The ACLU of Massachusetts said on Wednesday that the Boston Police Department used an online surveillance system, called Geofeedia, from 2014 to 2016 to spy on online comments from Muslims and African Americans, presstv.ir reported.
"The BPD treated ordinary citizens discussing ordinary affairs as justifiable targets of surveillance," the group said in a statement.
"What it did not do … was deter or help solve serious crimes,” it added.
The Boston police monitored on African Americans and Muslims by creating online alerts for the use of innocuous Arabic words and the hashtags #BlackLivesMatter and #MuslimLivesMatter, the civil rights group said.
The ACLU report was based on documents obtained through a public records request. The report said police treated people as suspicious on the basis of their race, religion and ethnicity.
"The records demonstrate the clear need for both transparency and procedural safeguards to ensure that this type of software is subject to public scrutiny and ongoing oversight before it is used again,” it said.
Civil rights activists have used the hashtag #BlackLivesMatter to highlight US police’s brutality against African Americans. In 2013, the hashtag gave birth to the Black Lives Matter movement, which has campaigned against violence and systemic racism towards black people in the United States.
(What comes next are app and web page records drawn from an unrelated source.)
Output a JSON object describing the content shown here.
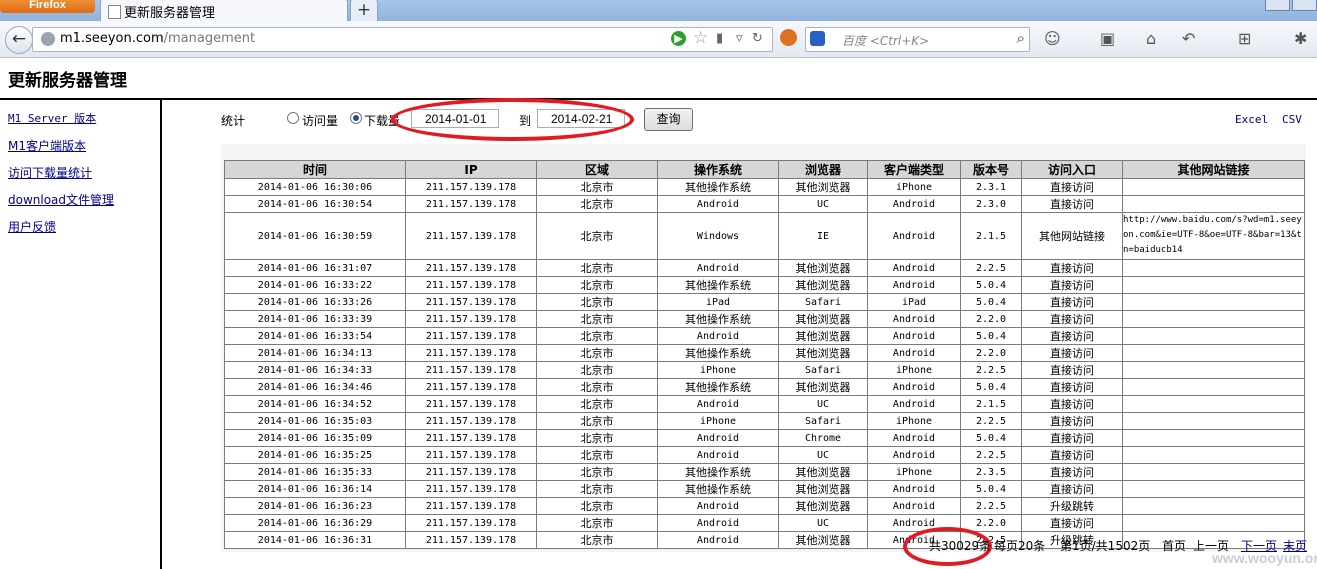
{
  "browser": {
    "app_button": "Firefox",
    "tab_title": "更新服务器管理",
    "new_tab": "+",
    "url_host": "m1.seeyon.com",
    "url_path": "/management",
    "search_placeholder": "百度 <Ctrl+K>"
  },
  "page": {
    "title": "更新服务器管理"
  },
  "sidebar": {
    "items": [
      {
        "label": "M1 Server 版本"
      },
      {
        "label": "M1客户端版本"
      },
      {
        "label": "访问下载量统计"
      },
      {
        "label": "download文件管理"
      },
      {
        "label": "用户反馈"
      }
    ]
  },
  "filters": {
    "stat_label": "统计",
    "radio_visits": "访问量",
    "radio_downloads": "下载量",
    "selected": "下载量",
    "date_from": "2014-01-01",
    "to_label": "到",
    "date_to": "2014-02-21",
    "query_button": "查询",
    "export_excel": "Excel",
    "export_csv": "CSV"
  },
  "table": {
    "columns": [
      "时间",
      "IP",
      "区域",
      "操作系统",
      "浏览器",
      "客户端类型",
      "版本号",
      "访问入口",
      "其他网站链接"
    ],
    "rows": [
      [
        "2014-01-06 16:30:06",
        "211.157.139.178",
        "北京市",
        "其他操作系统",
        "其他浏览器",
        "iPhone",
        "2.3.1",
        "直接访问",
        ""
      ],
      [
        "2014-01-06 16:30:54",
        "211.157.139.178",
        "北京市",
        "Android",
        "UC",
        "Android",
        "2.3.0",
        "直接访问",
        ""
      ],
      [
        "2014-01-06 16:30:59",
        "211.157.139.178",
        "北京市",
        "Windows",
        "IE",
        "Android",
        "2.1.5",
        "其他网站链接",
        "http://www.baidu.com/s?wd=m1.seeyon.com&ie=UTF-8&oe=UTF-8&bar=13&tn=baiducb14"
      ],
      [
        "2014-01-06 16:31:07",
        "211.157.139.178",
        "北京市",
        "Android",
        "其他浏览器",
        "Android",
        "2.2.5",
        "直接访问",
        ""
      ],
      [
        "2014-01-06 16:33:22",
        "211.157.139.178",
        "北京市",
        "其他操作系统",
        "其他浏览器",
        "Android",
        "5.0.4",
        "直接访问",
        ""
      ],
      [
        "2014-01-06 16:33:26",
        "211.157.139.178",
        "北京市",
        "iPad",
        "Safari",
        "iPad",
        "5.0.4",
        "直接访问",
        ""
      ],
      [
        "2014-01-06 16:33:39",
        "211.157.139.178",
        "北京市",
        "其他操作系统",
        "其他浏览器",
        "Android",
        "2.2.0",
        "直接访问",
        ""
      ],
      [
        "2014-01-06 16:33:54",
        "211.157.139.178",
        "北京市",
        "Android",
        "其他浏览器",
        "Android",
        "5.0.4",
        "直接访问",
        ""
      ],
      [
        "2014-01-06 16:34:13",
        "211.157.139.178",
        "北京市",
        "其他操作系统",
        "其他浏览器",
        "Android",
        "2.2.0",
        "直接访问",
        ""
      ],
      [
        "2014-01-06 16:34:33",
        "211.157.139.178",
        "北京市",
        "iPhone",
        "Safari",
        "iPhone",
        "2.2.5",
        "直接访问",
        ""
      ],
      [
        "2014-01-06 16:34:46",
        "211.157.139.178",
        "北京市",
        "其他操作系统",
        "其他浏览器",
        "Android",
        "5.0.4",
        "直接访问",
        ""
      ],
      [
        "2014-01-06 16:34:52",
        "211.157.139.178",
        "北京市",
        "Android",
        "UC",
        "Android",
        "2.1.5",
        "直接访问",
        ""
      ],
      [
        "2014-01-06 16:35:03",
        "211.157.139.178",
        "北京市",
        "iPhone",
        "Safari",
        "iPhone",
        "2.2.5",
        "直接访问",
        ""
      ],
      [
        "2014-01-06 16:35:09",
        "211.157.139.178",
        "北京市",
        "Android",
        "Chrome",
        "Android",
        "5.0.4",
        "直接访问",
        ""
      ],
      [
        "2014-01-06 16:35:25",
        "211.157.139.178",
        "北京市",
        "Android",
        "UC",
        "Android",
        "2.2.5",
        "直接访问",
        ""
      ],
      [
        "2014-01-06 16:35:33",
        "211.157.139.178",
        "北京市",
        "其他操作系统",
        "其他浏览器",
        "iPhone",
        "2.3.5",
        "直接访问",
        ""
      ],
      [
        "2014-01-06 16:36:14",
        "211.157.139.178",
        "北京市",
        "其他操作系统",
        "其他浏览器",
        "Android",
        "5.0.4",
        "直接访问",
        ""
      ],
      [
        "2014-01-06 16:36:23",
        "211.157.139.178",
        "北京市",
        "Android",
        "其他浏览器",
        "Android",
        "2.2.5",
        "升级跳转",
        ""
      ],
      [
        "2014-01-06 16:36:29",
        "211.157.139.178",
        "北京市",
        "Android",
        "UC",
        "Android",
        "2.2.0",
        "直接访问",
        ""
      ],
      [
        "2014-01-06 16:36:31",
        "211.157.139.178",
        "北京市",
        "Android",
        "其他浏览器",
        "Android",
        "2.2.5",
        "升级跳转",
        ""
      ]
    ]
  },
  "pager": {
    "total": "共30029条",
    "per_page": "每页20条",
    "page_info": "第1页/共1502页",
    "first": "首页",
    "prev": "上一页",
    "next": "下一页",
    "last": "末页"
  },
  "watermark": "www.wooyun.org",
  "colors": {
    "annotation_red": "#e21b23",
    "link": "#00008b",
    "header_gray": "#d6d6d6"
  },
  "icons": [
    "back-icon",
    "globe-icon",
    "go-icon",
    "bookmark-star-icon",
    "stop-icon",
    "baidu-paw-icon",
    "search-icon",
    "home-icon",
    "undo-icon",
    "crop-icon"
  ]
}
#MuslimLivesMatter was created after three innocent Muslim students were shot and killed by a middle-aged white man in North Carolina in 2015.
Craig Stephen Hicks shot dead Deah Shaddy Barakat, 23, his wife Yusor Mohammad Abu-Salha, 21, and her sister, Razan Mohammad Abu-Salha, 19, near the University of North Carolina at Chapel Hill campus on February 10, 2015.
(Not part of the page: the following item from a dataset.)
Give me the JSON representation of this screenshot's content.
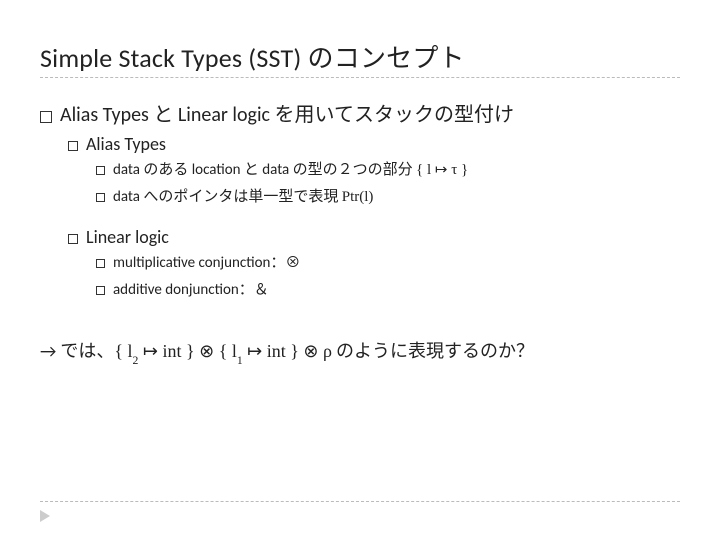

According to autopsies, Barakat was shot multiple times in the head and chest after he answered the door to his apartment.
Barakat’s wife and her sister were also both shot in the head.